| Data for this exercise |
■ ■ ■ ■

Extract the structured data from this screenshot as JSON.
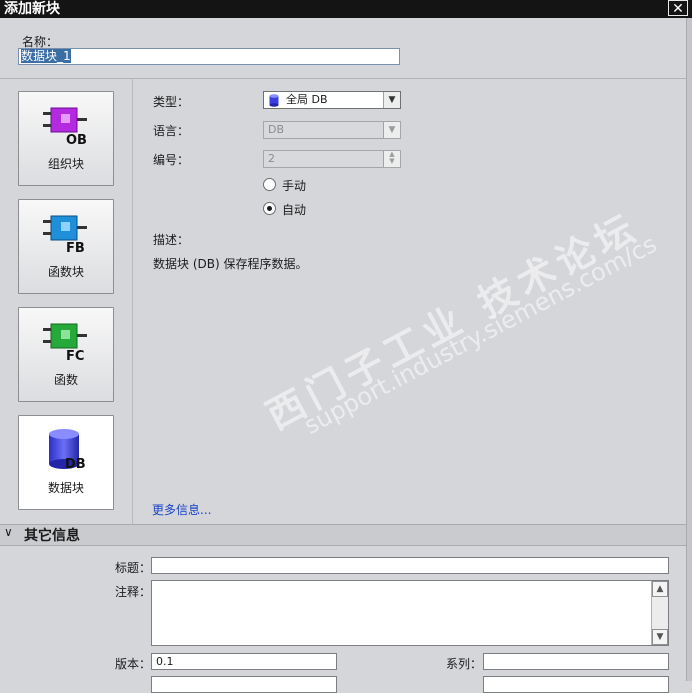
{
  "window": {
    "title": "添加新块",
    "close_glyph": "✕"
  },
  "name": {
    "label": "名称：",
    "value": "数据块_1"
  },
  "block_types": [
    {
      "label": "组织块",
      "tag": "OB",
      "icon": "ob-block-icon",
      "color": "#b42ae0"
    },
    {
      "label": "函数块",
      "tag": "FB",
      "icon": "fb-block-icon",
      "color": "#1e8fd8"
    },
    {
      "label": "函数",
      "tag": "FC",
      "icon": "fc-block-icon",
      "color": "#27a83a"
    },
    {
      "label": "数据块",
      "tag": "DB",
      "icon": "db-block-icon",
      "color": "#3b3fe0"
    }
  ],
  "form": {
    "type_label": "类型：",
    "type_value": "全局 DB",
    "language_label": "语言：",
    "language_value": "DB",
    "number_label": "编号：",
    "number_value": "2",
    "manual_label": "手动",
    "auto_label": "自动",
    "desc_label": "描述：",
    "desc_text": "数据块 (DB) 保存程序数据。",
    "more_info": "更多信息..."
  },
  "watermark": {
    "line1": "西门子工业 技术论坛",
    "line2": "support.industry.siemens.com/cs"
  },
  "other_info": {
    "title": "其它信息",
    "caption_label": "标题：",
    "caption_value": "",
    "comment_label": "注释：",
    "version_label": "版本：",
    "version_value": "0.1",
    "family_label": "系列：",
    "family_value": ""
  },
  "colors": {
    "link": "#1a44c8",
    "title_bar": "#141414",
    "selection": "#3a6ea5"
  }
}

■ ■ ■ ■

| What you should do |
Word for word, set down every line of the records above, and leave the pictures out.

| Task response |
Extract the structured data from this screenshot as JSON.
{
  "window": {
    "title": "添加新块",
    "close_glyph": "✕"
  },
  "name": {
    "label": "名称：",
    "value": "数据块_1"
  },
  "block_types": [
    {
      "label": "组织块",
      "tag": "OB",
      "icon": "ob-block-icon",
      "color": "#b42ae0"
    },
    {
      "label": "函数块",
      "tag": "FB",
      "icon": "fb-block-icon",
      "color": "#1e8fd8"
    },
    {
      "label": "函数",
      "tag": "FC",
      "icon": "fc-block-icon",
      "color": "#27a83a"
    },
    {
      "label": "数据块",
      "tag": "DB",
      "icon": "db-block-icon",
      "color": "#3b3fe0"
    }
  ],
  "form": {
    "type_label": "类型：",
    "type_value": "全局 DB",
    "language_label": "语言：",
    "language_value": "DB",
    "number_label": "编号：",
    "number_value": "2",
    "manual_label": "手动",
    "auto_label": "自动",
    "desc_label": "描述：",
    "desc_text": "数据块 (DB) 保存程序数据。",
    "more_info": "更多信息..."
  },
  "watermark": {
    "line1": "西门子工业 技术论坛",
    "line2": "support.industry.siemens.com/cs"
  },
  "other_info": {
    "title": "其它信息",
    "caption_label": "标题：",
    "caption_value": "",
    "comment_label": "注释：",
    "version_label": "版本：",
    "version_value": "0.1",
    "family_label": "系列：",
    "family_value": ""
  },
  "colors": {
    "link": "#1a44c8",
    "title_bar": "#141414",
    "selection": "#3a6ea5"
  }
}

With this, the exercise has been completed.